The comedian and Editor of Private Eye, Ian Hislop, and his deputy Francis Wheen have quit Index of Censorship in protest after Steve Coogan became a patron of the charity.
Hislop and Wheen argue that Coogan’s funding and backing of the Hacked Off campaign, which supports the implementation of the Leveson Inquiry’s recommendations for a cross-party Royal Charter on press regulation, is morally incompatible with Index on Censorship’s opposition to the measures.
The Royal Charter has been widely opposed by newspapers and magazines as an attack on freedom of the press by the state, and have vowed to set up their own alternative regulator.

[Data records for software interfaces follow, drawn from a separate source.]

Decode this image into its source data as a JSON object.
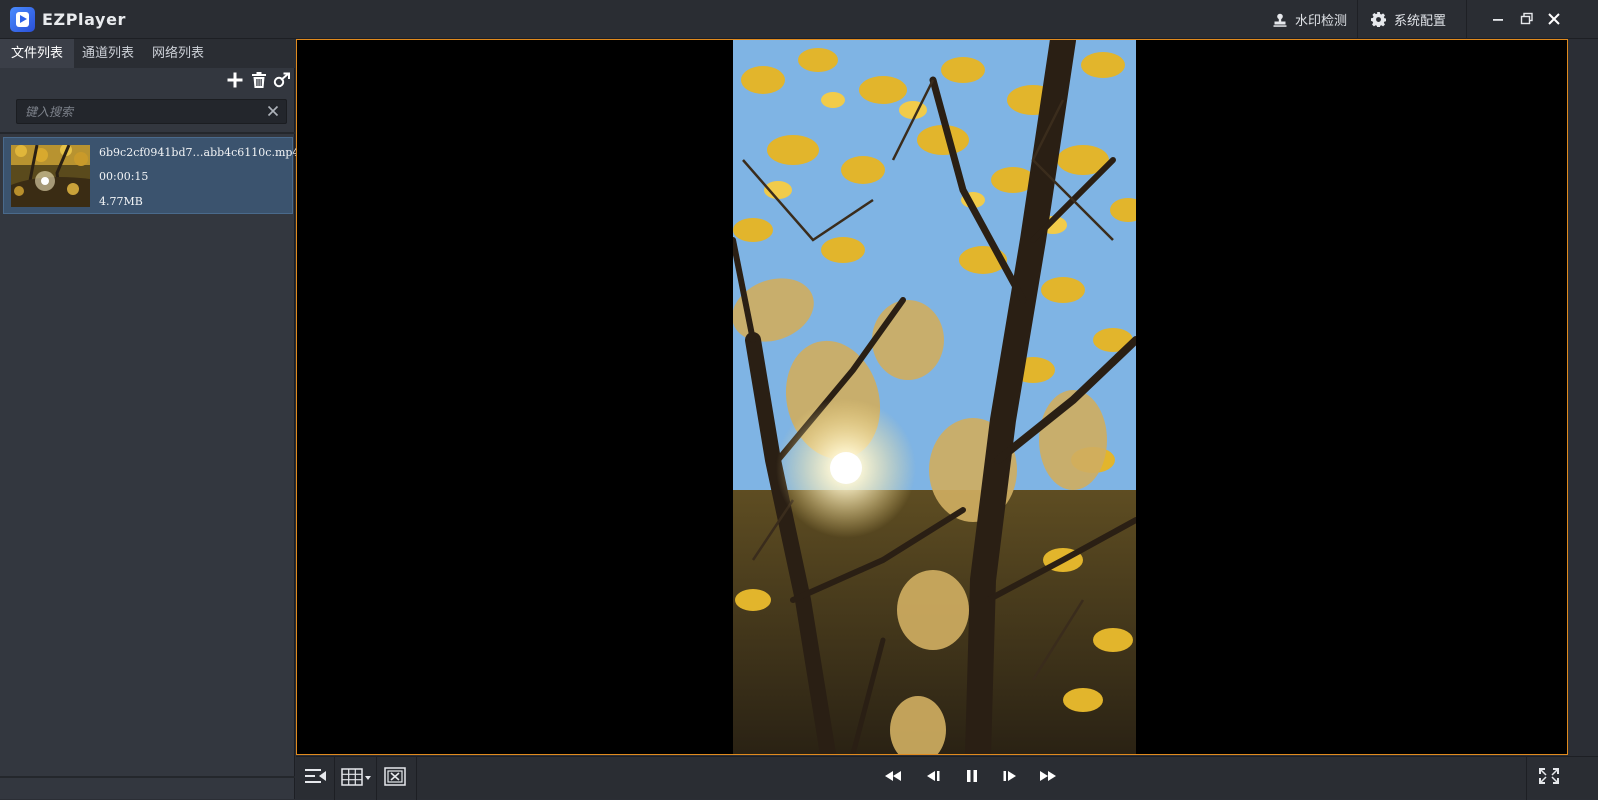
{
  "app": {
    "title": "EZPlayer"
  },
  "toolbar": {
    "watermark_label": "水印检测",
    "settings_label": "系统配置"
  },
  "sidebar": {
    "tabs": [
      {
        "label": "文件列表",
        "active": true
      },
      {
        "label": "通道列表",
        "active": false
      },
      {
        "label": "网络列表",
        "active": false
      }
    ],
    "search": {
      "placeholder": "键入搜索",
      "value": ""
    },
    "files": [
      {
        "name": "6b9c2cf0941bd7…abb4c6110c.mp4",
        "duration": "00:00:15",
        "size": "4.77MB",
        "selected": true
      }
    ]
  },
  "colors": {
    "accent_border": "#e08a1e",
    "selected_row": "#3b536e",
    "titlebar": "#2a2d33",
    "panel": "#33373f"
  },
  "icons": {
    "titlebar": [
      "app-logo-icon",
      "stamp-icon",
      "gear-icon",
      "minimize-icon",
      "restore-icon",
      "close-icon"
    ],
    "list_tools": [
      "add-icon",
      "trash-icon",
      "export-icon"
    ],
    "controls": [
      "playlist-toggle-icon",
      "grid-layout-icon",
      "close-window-icon",
      "rewind-icon",
      "step-back-icon",
      "pause-icon",
      "step-forward-icon",
      "fast-forward-icon",
      "fullscreen-icon"
    ]
  }
}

Index on Censorship’s chief executive, Jodie Ginsberg, has defended Coogan’s support, arguing that he presents no threats to the organisation’s values, which she insists have not changed. Ms Ginsberg said: “Free speech depends on open debate with people who may have points of view you disagree with. We regret that Ian and Francis have chosen to resign from our wide group of patrons. We have made it clear from the outset that we will not be changing our position on the Royal Charter.”
Despite Ms Ginberg’s assurances, it seems self-evident that Coogan’s patronage creates a contradiction. The situation questions the extent to which organisations are defined by their patrons, who can provide significant revenue streams. It is difficult to fathom why Coogan is pledging his support to two organisations working to implement measures in such stark and mutually exclusive opposition. While Index on Censorship campaigns and writes on a wide range of freedom of expression issues, the organisation is known to be one of the UK’s most vocal organisations in its opposition to the Royal Charter.
Hislop and Wheen’s protest resignations will have short term effects, and it is unfortunate that their acts don’t seem to have had the desired effect on Index on Censorship. I hope that Hislop and Wheen choose to patronise an alternative organisation, with which they might find more moral compatibility. Enter English PEN, stage left.
Seb Brixey-Williams was Chair of York PEN between 2012-2013, and writes on a range of political and ethical issues.